#### DATA PROVIDED:
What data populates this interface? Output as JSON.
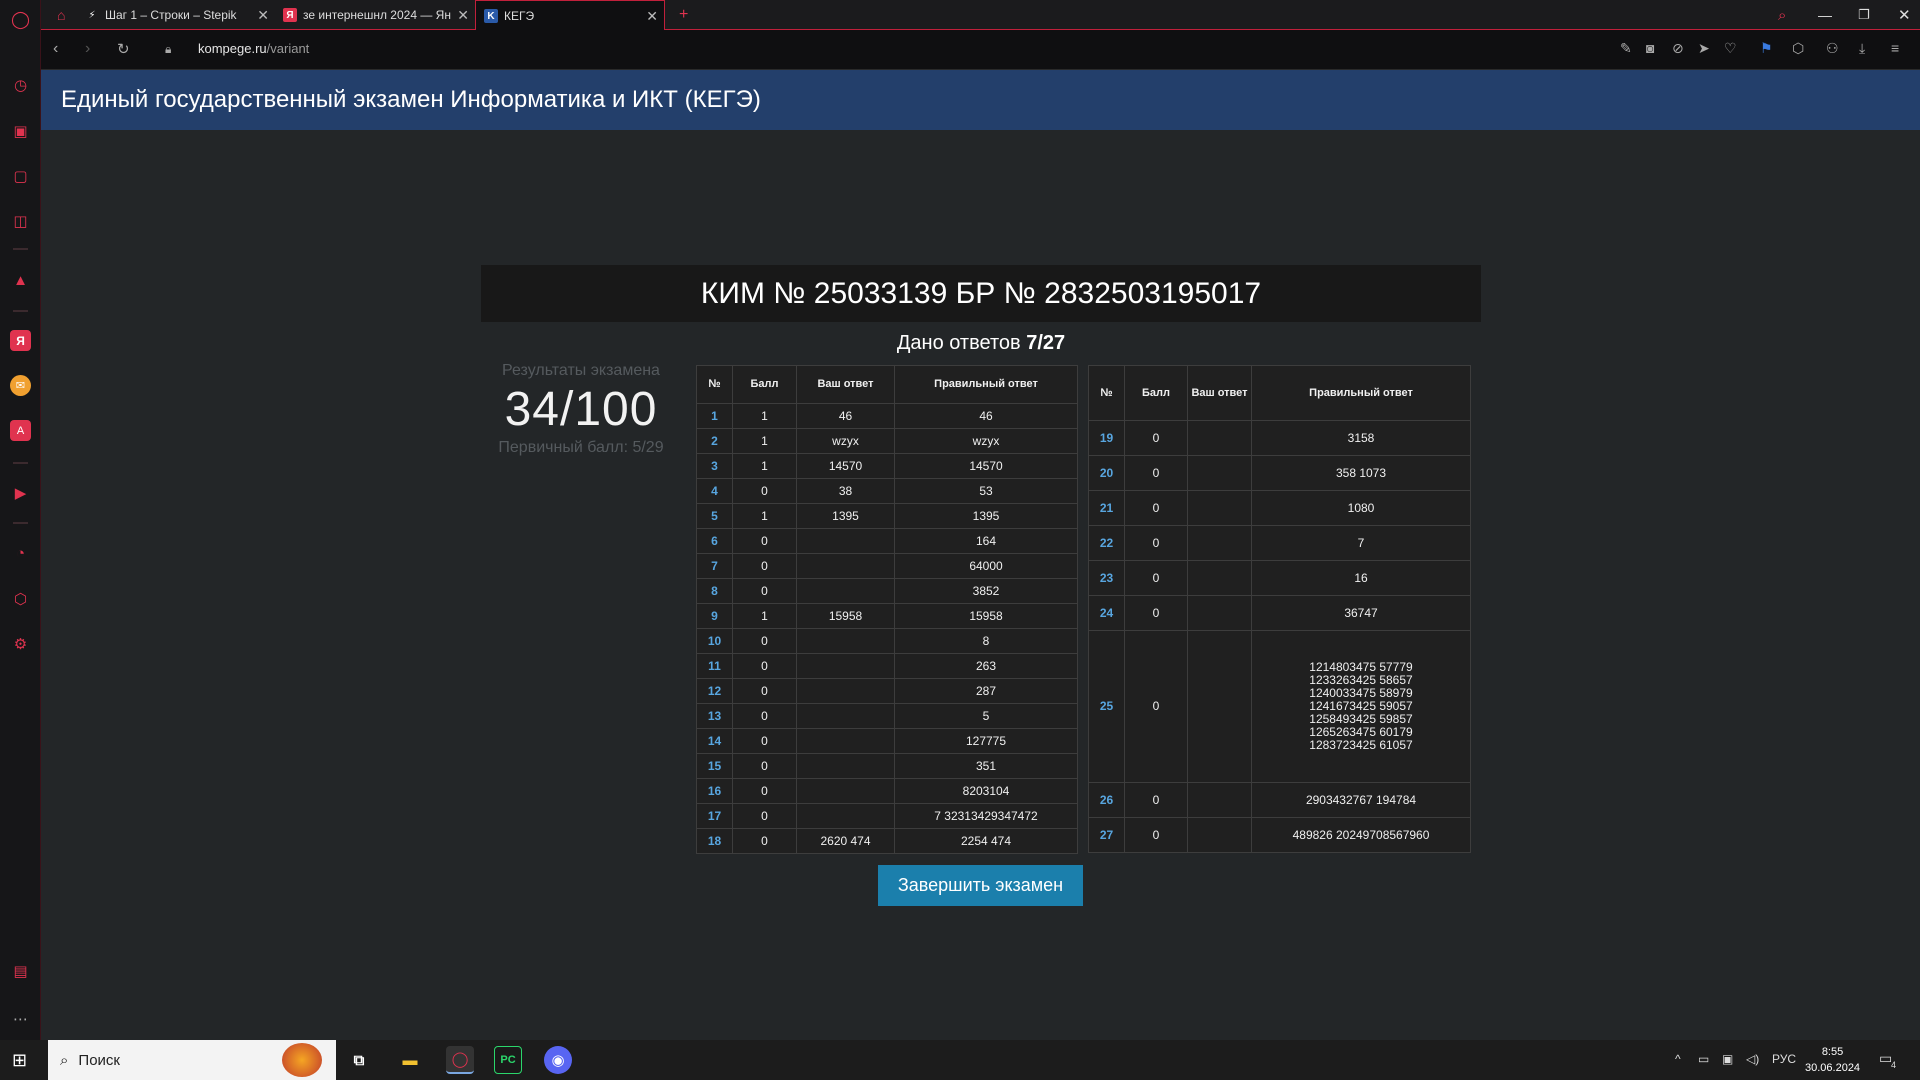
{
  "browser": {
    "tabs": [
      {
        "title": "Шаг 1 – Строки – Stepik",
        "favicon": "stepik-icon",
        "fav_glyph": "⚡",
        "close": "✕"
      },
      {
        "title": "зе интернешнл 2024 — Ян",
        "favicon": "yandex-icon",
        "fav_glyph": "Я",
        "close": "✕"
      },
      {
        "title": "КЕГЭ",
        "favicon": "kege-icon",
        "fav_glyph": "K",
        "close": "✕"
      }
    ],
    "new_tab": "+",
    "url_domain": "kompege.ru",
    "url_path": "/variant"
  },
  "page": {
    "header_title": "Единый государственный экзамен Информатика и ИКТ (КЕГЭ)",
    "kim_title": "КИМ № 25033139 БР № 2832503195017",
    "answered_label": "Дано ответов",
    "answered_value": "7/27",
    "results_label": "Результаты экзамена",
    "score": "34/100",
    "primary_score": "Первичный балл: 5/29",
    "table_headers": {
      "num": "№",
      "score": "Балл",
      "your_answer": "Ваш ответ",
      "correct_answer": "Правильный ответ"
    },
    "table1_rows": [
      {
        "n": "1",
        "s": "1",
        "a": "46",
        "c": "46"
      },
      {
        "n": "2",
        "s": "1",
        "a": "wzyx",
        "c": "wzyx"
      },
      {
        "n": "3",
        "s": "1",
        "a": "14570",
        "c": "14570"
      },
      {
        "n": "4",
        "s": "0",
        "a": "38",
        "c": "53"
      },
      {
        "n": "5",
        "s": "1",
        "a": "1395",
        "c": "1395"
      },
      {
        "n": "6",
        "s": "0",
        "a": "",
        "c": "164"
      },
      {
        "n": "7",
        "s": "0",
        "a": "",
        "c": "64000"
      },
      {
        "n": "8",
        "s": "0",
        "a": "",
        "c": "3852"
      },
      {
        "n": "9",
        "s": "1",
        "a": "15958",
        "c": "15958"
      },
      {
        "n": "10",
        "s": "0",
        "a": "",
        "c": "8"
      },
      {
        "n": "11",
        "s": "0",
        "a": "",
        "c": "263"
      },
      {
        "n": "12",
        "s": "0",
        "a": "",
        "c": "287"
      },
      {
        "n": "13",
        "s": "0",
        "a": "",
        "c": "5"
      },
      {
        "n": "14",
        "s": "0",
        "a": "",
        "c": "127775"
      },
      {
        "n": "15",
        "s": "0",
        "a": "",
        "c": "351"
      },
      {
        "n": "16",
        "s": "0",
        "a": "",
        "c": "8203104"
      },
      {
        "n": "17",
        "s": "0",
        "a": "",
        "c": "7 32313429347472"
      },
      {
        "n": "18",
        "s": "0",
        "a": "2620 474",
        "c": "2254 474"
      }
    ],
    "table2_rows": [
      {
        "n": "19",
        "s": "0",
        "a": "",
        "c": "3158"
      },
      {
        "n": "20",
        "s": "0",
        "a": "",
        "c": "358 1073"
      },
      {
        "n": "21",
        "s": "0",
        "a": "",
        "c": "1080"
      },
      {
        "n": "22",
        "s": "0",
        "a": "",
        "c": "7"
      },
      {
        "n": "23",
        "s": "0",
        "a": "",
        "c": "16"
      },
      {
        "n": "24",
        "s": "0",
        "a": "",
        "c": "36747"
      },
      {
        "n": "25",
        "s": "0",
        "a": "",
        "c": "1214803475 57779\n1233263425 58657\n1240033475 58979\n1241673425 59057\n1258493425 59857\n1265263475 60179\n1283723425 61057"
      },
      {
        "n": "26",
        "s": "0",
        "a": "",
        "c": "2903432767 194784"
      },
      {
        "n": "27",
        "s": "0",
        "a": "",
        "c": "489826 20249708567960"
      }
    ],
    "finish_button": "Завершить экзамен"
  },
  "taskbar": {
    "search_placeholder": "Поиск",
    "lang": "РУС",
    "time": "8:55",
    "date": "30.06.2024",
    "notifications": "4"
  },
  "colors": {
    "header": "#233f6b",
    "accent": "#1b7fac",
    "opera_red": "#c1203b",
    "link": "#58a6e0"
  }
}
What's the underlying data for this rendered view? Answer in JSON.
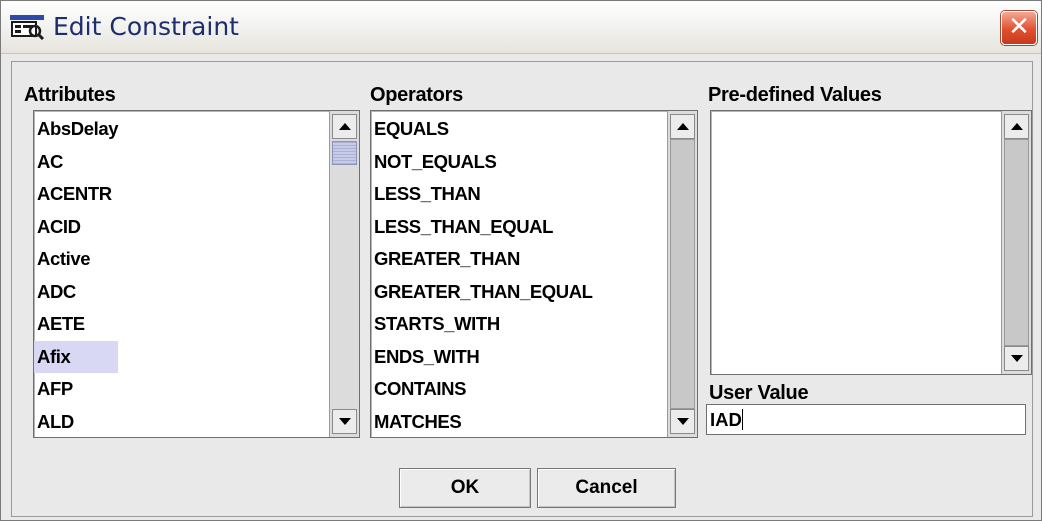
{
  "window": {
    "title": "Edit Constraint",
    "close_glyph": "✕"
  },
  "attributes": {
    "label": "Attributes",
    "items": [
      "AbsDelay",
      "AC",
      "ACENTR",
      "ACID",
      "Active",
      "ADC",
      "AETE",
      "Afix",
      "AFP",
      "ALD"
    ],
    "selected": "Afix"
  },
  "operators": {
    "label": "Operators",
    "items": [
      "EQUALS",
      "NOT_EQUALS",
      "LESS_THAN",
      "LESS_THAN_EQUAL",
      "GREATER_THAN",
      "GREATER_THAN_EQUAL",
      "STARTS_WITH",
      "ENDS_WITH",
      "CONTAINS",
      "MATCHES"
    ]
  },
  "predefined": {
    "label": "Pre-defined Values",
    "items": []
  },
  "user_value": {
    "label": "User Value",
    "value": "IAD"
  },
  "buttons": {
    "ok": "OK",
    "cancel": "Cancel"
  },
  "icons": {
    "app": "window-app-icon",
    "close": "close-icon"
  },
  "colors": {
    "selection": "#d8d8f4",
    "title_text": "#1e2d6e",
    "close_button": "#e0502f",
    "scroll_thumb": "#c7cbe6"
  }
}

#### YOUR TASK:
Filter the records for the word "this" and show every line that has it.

#### OUTPUT BELOW:
What data populates this interface? Output as JSON.
What's the underlying data for this rendered view? Answer in JSON.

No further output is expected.